### Problem requirements
What lines of the material below include the string "svare"? Copy all of them.

** Record extracts follows **

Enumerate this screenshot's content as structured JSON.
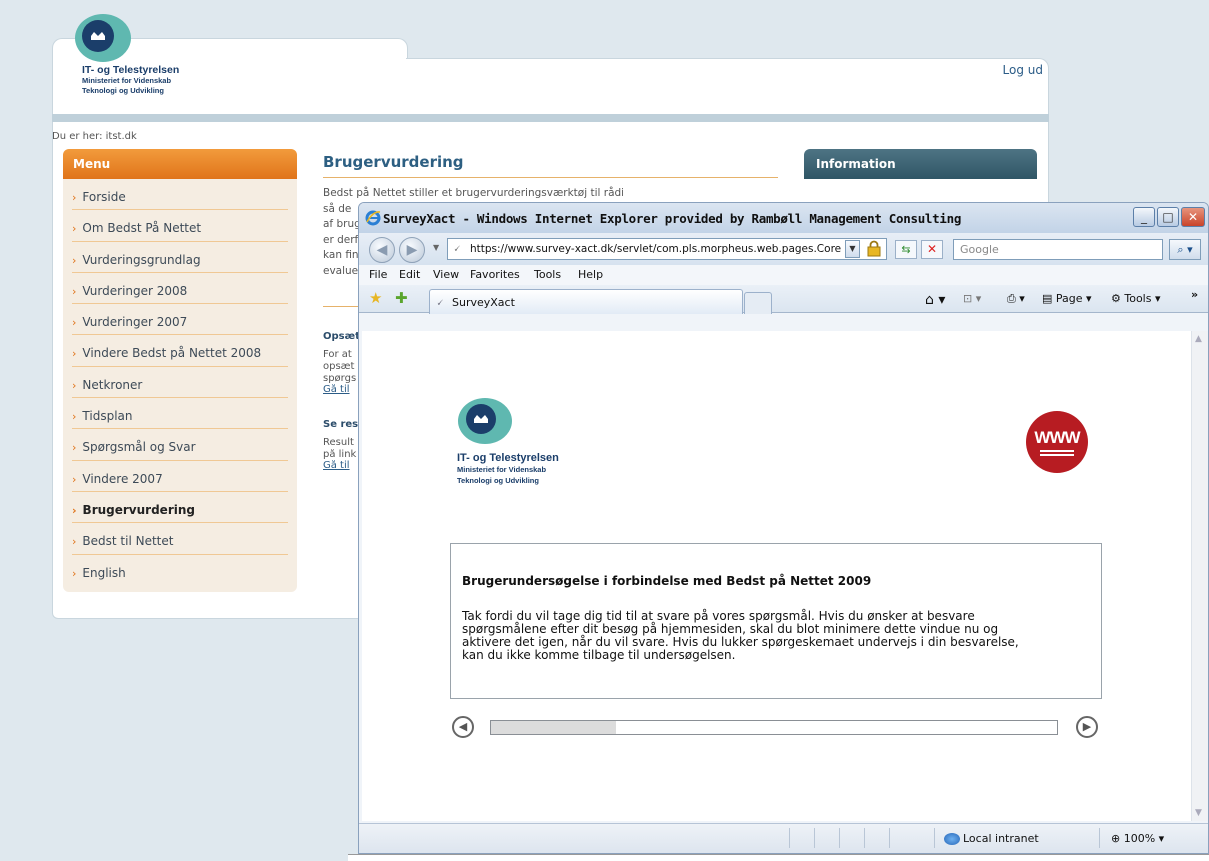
{
  "site": {
    "logout": "Log ud",
    "logo": {
      "title": "IT- og Telestyrelsen",
      "line1": "Ministeriet for Videnskab",
      "line2": "Teknologi og Udvikling"
    },
    "breadcrumb": "Du er her: itst.dk",
    "menu": {
      "heading": "Menu",
      "items": [
        {
          "label": "Forside"
        },
        {
          "label": "Om Bedst På Nettet"
        },
        {
          "label": "Vurderingsgrundlag"
        },
        {
          "label": "Vurderinger 2008"
        },
        {
          "label": "Vurderinger 2007"
        },
        {
          "label": "Vindere Bedst på Nettet 2008"
        },
        {
          "label": "Netkroner"
        },
        {
          "label": "Tidsplan"
        },
        {
          "label": "Spørgsmål og Svar"
        },
        {
          "label": "Vindere 2007"
        },
        {
          "label": "Brugervurdering"
        },
        {
          "label": "Bedst til Nettet"
        },
        {
          "label": "English"
        }
      ]
    },
    "content": {
      "title": "Brugervurdering",
      "intro": [
        "Bedst på Nettet stiller et brugervurderingsværktøj til rådighed for alle deltagere,",
        "så de",
        "af brug",
        "er derf",
        "kan fin",
        "evalue"
      ],
      "section1": {
        "title": "Opsæt",
        "text": [
          "For at",
          "opsæt",
          "spørgs"
        ],
        "link": "Gå til"
      },
      "section2": {
        "title": "Se res",
        "text": [
          "Result",
          "på link"
        ],
        "link": "Gå til"
      }
    },
    "info_heading": "Information"
  },
  "ie": {
    "title": "SurveyXact - Windows Internet Explorer provided by Rambøll Management Consulting",
    "address": "https://www.survey-xact.dk/servlet/com.pls.morpheus.web.pages.Core",
    "search_placeholder": "Google",
    "menu": [
      "File",
      "Edit",
      "View",
      "Favorites",
      "Tools",
      "Help"
    ],
    "tab_title": "SurveyXact",
    "toolbar": {
      "page": "Page",
      "tools": "Tools"
    },
    "status": {
      "zone": "Local intranet",
      "zoom": "100%"
    }
  },
  "survey": {
    "logo": {
      "title": "IT- og Telestyrelsen",
      "line1": "Ministeriet for Videnskab",
      "line2": "Teknologi og Udvikling"
    },
    "badge": "WWW",
    "heading": "Brugerundersøgelse i forbindelse med Bedst på Nettet 2009",
    "body": [
      "Tak fordi du vil tage dig tid til at svare på vores spørgsmål. Hvis du ønsker at besvare",
      "spørgsmålene efter dit besøg på hjemmesiden, skal du blot minimere dette vindue nu og",
      "aktivere det igen, når du vil svare. Hvis du lukker spørgeskemaet undervejs i din besvarelse,",
      "kan du ikke komme tilbage til undersøgelsen."
    ],
    "progress_fraction": 0.22
  },
  "colors": {
    "menu_header": "#e0741a",
    "info_header": "#2f5666",
    "content_title": "#2d5f82",
    "www_badge": "#b71c22"
  }
}
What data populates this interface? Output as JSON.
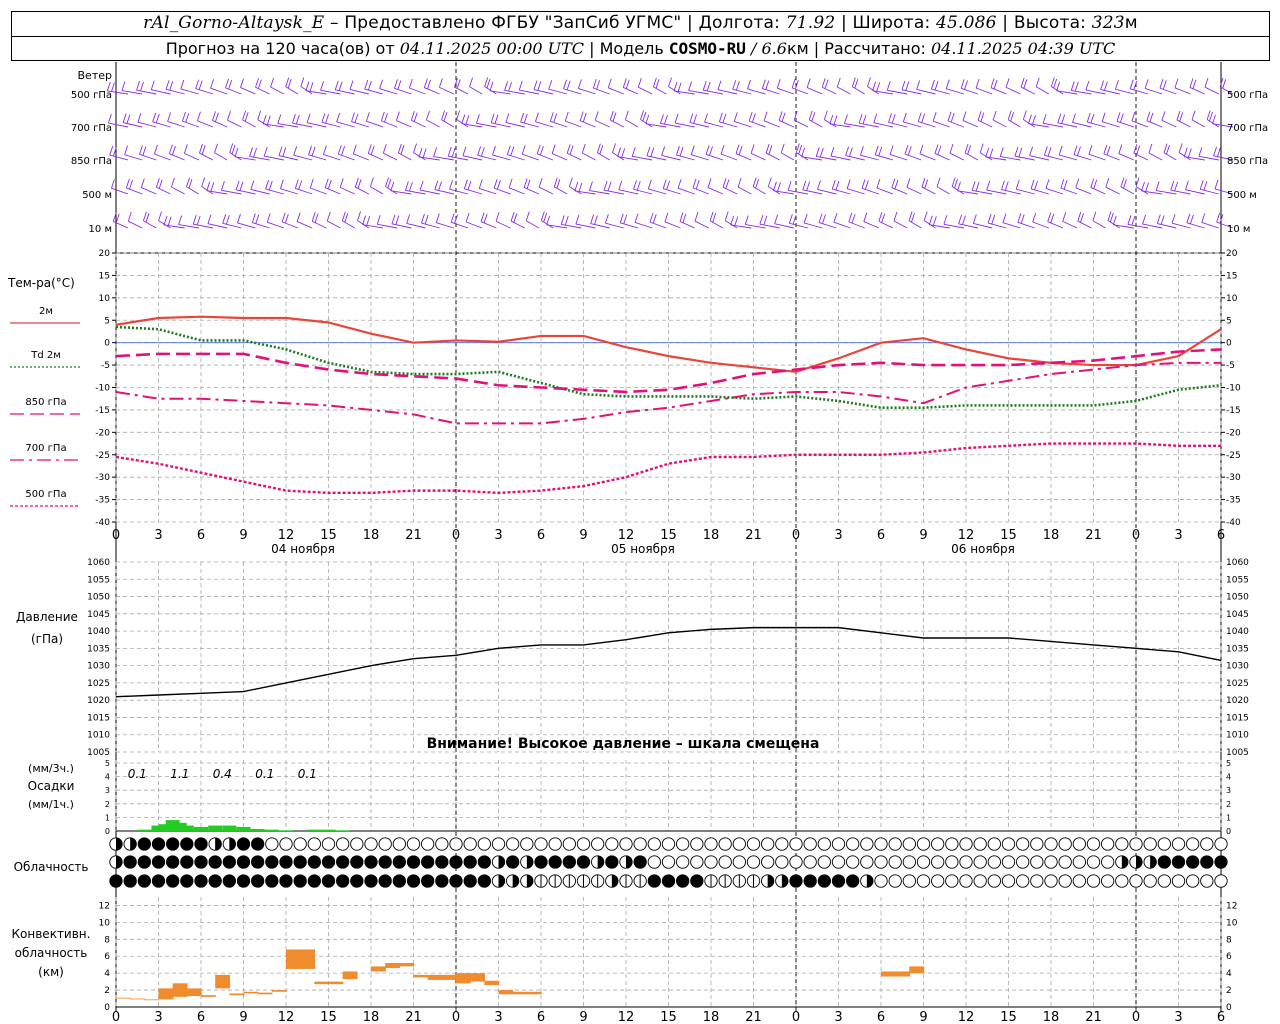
{
  "header": {
    "station": "rAl_Gorno-Altaysk_E",
    "provider_sep": " – ",
    "provider": "Предоставлено ФГБУ \"ЗапСиб УГМС\"",
    "sep": " | ",
    "lon_label": "Долгота: ",
    "lon_value": "71.92",
    "lat_label": "Широта: ",
    "lat_value": "45.086",
    "alt_label": "Высота: ",
    "alt_value": "323",
    "alt_unit": "м",
    "forecast_label": "Прогноз на 120 часа(ов)  от ",
    "forecast_start": "04.11.2025 00:00 UTC",
    "model_label": "Модель ",
    "model_name": "COSMO-RU",
    "model_res_sep": " / ",
    "model_res": "6.6",
    "model_res_unit": "км",
    "computed_label": "Рассчитано: ",
    "computed_value": "04.11.2025 04:39 UTC"
  },
  "wind": {
    "title": "Ветер",
    "levels": [
      "500 гПа",
      "700 гПа",
      "850 гПа",
      "500 м",
      "10  м"
    ],
    "barb_color": "#8a2be2"
  },
  "temperature": {
    "title": "Тем-ра(°C)",
    "legend": [
      {
        "label": "2м",
        "color": "#e8453c",
        "style": "solid"
      },
      {
        "label": "Td  2м",
        "color": "#1f7a1f",
        "style": "dotted"
      },
      {
        "label": "850 гПа",
        "color": "#e0127a",
        "style": "dash"
      },
      {
        "label": "700 гПа",
        "color": "#e0127a",
        "style": "dashdot"
      },
      {
        "label": "500 гПа",
        "color": "#e0127a",
        "style": "dot"
      }
    ],
    "y_ticks": [
      20,
      15,
      10,
      5,
      0,
      -5,
      -10,
      -15,
      -20,
      -25,
      -30,
      -35,
      -40
    ],
    "ylim": [
      -40,
      20
    ]
  },
  "time_axis": {
    "ticks": [
      "0",
      "3",
      "6",
      "9",
      "12",
      "15",
      "18",
      "21",
      "0",
      "3",
      "6",
      "9",
      "12",
      "15",
      "18",
      "21",
      "0",
      "3",
      "6",
      "9",
      "12",
      "15",
      "18",
      "21",
      "0",
      "3",
      "6"
    ],
    "day_labels": [
      "04 ноября",
      "05 ноября",
      "06 ноября"
    ]
  },
  "pressure": {
    "title": "Давление",
    "unit": "(гПа)",
    "y_ticks": [
      1060,
      1055,
      1050,
      1045,
      1040,
      1035,
      1030,
      1025,
      1020,
      1015,
      1010,
      1005
    ],
    "warning": "Внимание! Высокое давление – шкала смещена"
  },
  "precip": {
    "unit3": "(мм/3ч.)",
    "title": "Осадки",
    "unit1": "(мм/1ч.)",
    "totals": [
      "0.1",
      "1.1",
      "0.4",
      "0.1",
      "0.1"
    ],
    "y_ticks": [
      5,
      4,
      3,
      2,
      1,
      0
    ],
    "color": "#22cc22"
  },
  "cloud": {
    "title": "Облачность"
  },
  "convective": {
    "title_lines": [
      "Конвективн.",
      "облачность",
      "(км)"
    ],
    "y_ticks": [
      12,
      10,
      8,
      6,
      4,
      2,
      0
    ],
    "color": "#f08c2e"
  },
  "chart_data": [
    {
      "type": "line",
      "title": "Тем-ра(°C)",
      "x": [
        0,
        3,
        6,
        9,
        12,
        15,
        18,
        21,
        24,
        27,
        30,
        33,
        36,
        39,
        42,
        45,
        48,
        51,
        54,
        57,
        60,
        63,
        66,
        69,
        72,
        75,
        78
      ],
      "ylim": [
        -40,
        20
      ],
      "series": [
        {
          "name": "2м",
          "values": [
            4,
            5.5,
            5.8,
            5.5,
            5.5,
            4.5,
            2,
            0,
            0.5,
            0.2,
            1.5,
            1.5,
            -1,
            -3,
            -4.5,
            -5.5,
            -6.5,
            -3.5,
            0,
            1,
            -1.5,
            -3.5,
            -4.5,
            -5,
            -5,
            -3,
            3
          ]
        },
        {
          "name": "Td  2м",
          "values": [
            3.5,
            3,
            0.5,
            0.5,
            -1.5,
            -4.5,
            -6.5,
            -7,
            -7,
            -6.5,
            -9,
            -11.5,
            -12,
            -12,
            -12,
            -12.5,
            -12,
            -13,
            -14.5,
            -14.5,
            -14,
            -14,
            -14,
            -14,
            -13,
            -10.5,
            -9.5
          ]
        },
        {
          "name": "850 гПа",
          "values": [
            -3,
            -2.5,
            -2.5,
            -2.5,
            -4.5,
            -6,
            -7,
            -7.5,
            -8,
            -9.5,
            -10,
            -10.5,
            -11,
            -10.5,
            -9,
            -7,
            -6,
            -5,
            -4.5,
            -5,
            -5,
            -5,
            -4.5,
            -4,
            -3,
            -2,
            -1.5
          ]
        },
        {
          "name": "700 гПа",
          "values": [
            -11,
            -12.5,
            -12.5,
            -13,
            -13.5,
            -14,
            -15,
            -16,
            -18,
            -18,
            -18,
            -17,
            -15.5,
            -14.5,
            -13,
            -11.5,
            -11,
            -11,
            -12,
            -13.5,
            -10,
            -8.5,
            -7,
            -6,
            -5,
            -4.5,
            -4.5
          ]
        },
        {
          "name": "500 гПа",
          "values": [
            -25.5,
            -27,
            -29,
            -31,
            -33,
            -33.5,
            -33.5,
            -33,
            -33,
            -33.5,
            -33,
            -32,
            -30,
            -27,
            -25.5,
            -25.5,
            -25,
            -25,
            -25,
            -24.5,
            -23.5,
            -23,
            -22.5,
            -22.5,
            -22.5,
            -23,
            -23
          ]
        }
      ]
    },
    {
      "type": "line",
      "title": "Давление",
      "x": [
        0,
        3,
        6,
        9,
        12,
        15,
        18,
        21,
        24,
        27,
        30,
        33,
        36,
        39,
        42,
        45,
        48,
        51,
        54,
        57,
        60,
        63,
        66,
        69,
        72,
        75,
        78
      ],
      "ylim": [
        1005,
        1060
      ],
      "series": [
        {
          "values": [
            1021,
            1021.5,
            1022,
            1022.5,
            1025,
            1027.5,
            1030,
            1032,
            1033,
            1035,
            1036,
            1036,
            1037.5,
            1039.5,
            1040.5,
            1041,
            1041,
            1041,
            1039.5,
            1038,
            1038,
            1038,
            1037,
            1036,
            1035,
            1034,
            1031.5
          ]
        }
      ]
    },
    {
      "type": "bar",
      "title": "Осадки",
      "x": [
        2,
        3,
        3.5,
        4,
        4.5,
        5,
        6,
        7,
        8,
        9,
        10,
        11,
        12,
        14,
        15,
        16
      ],
      "ylim": [
        0,
        5
      ],
      "values": [
        0.1,
        0.4,
        0.5,
        0.8,
        0.6,
        0.4,
        0.3,
        0.4,
        0.4,
        0.3,
        0.15,
        0.1,
        0.05,
        0.1,
        0.1,
        0.05
      ]
    },
    {
      "type": "bar",
      "title": "Конвективн. облачность (км)",
      "ylim": [
        0,
        13
      ],
      "x": [
        0,
        1,
        2,
        3,
        4,
        5,
        6,
        7,
        8,
        9,
        10,
        11,
        12,
        13,
        14,
        15,
        16,
        17,
        18,
        19,
        20,
        21,
        22,
        23,
        24,
        25,
        26,
        27,
        28,
        29,
        54,
        55,
        56
      ],
      "values": [
        [
          1,
          1.1
        ],
        [
          0.9,
          1
        ],
        [
          0.8,
          0.9
        ],
        [
          0.9,
          2.2
        ],
        [
          1.2,
          2.8
        ],
        [
          1.3,
          2.2
        ],
        [
          1.2,
          1.4
        ],
        [
          2.2,
          3.8
        ],
        [
          1.4,
          1.6
        ],
        [
          1.6,
          1.8
        ],
        [
          1.5,
          1.7
        ],
        [
          1.8,
          2
        ],
        [
          4.5,
          6.8
        ],
        [
          4.5,
          6.8
        ],
        [
          2.7,
          3
        ],
        [
          2.7,
          3
        ],
        [
          3.3,
          4.2
        ],
        [
          0,
          0
        ],
        [
          4.2,
          4.8
        ],
        [
          4.6,
          5.2
        ],
        [
          4.8,
          5.2
        ],
        [
          3.5,
          3.8
        ],
        [
          3.2,
          3.8
        ],
        [
          3.2,
          3.8
        ],
        [
          2.8,
          4
        ],
        [
          3,
          4
        ],
        [
          2.6,
          3.1
        ],
        [
          1.5,
          2
        ],
        [
          1.5,
          1.8
        ],
        [
          1.5,
          1.8
        ],
        [
          3.6,
          4.2
        ],
        [
          3.6,
          4.2
        ],
        [
          4,
          4.8
        ]
      ]
    }
  ]
}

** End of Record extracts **

### Response area
      "Tak fordi du vil tage dig tid til at svare på vores spørgsmål. Hvis du ønsker at besvare",
      "aktivere det igen, når du vil svare. Hvis du lukker spørgeskemaet undervejs i din besvarelse,",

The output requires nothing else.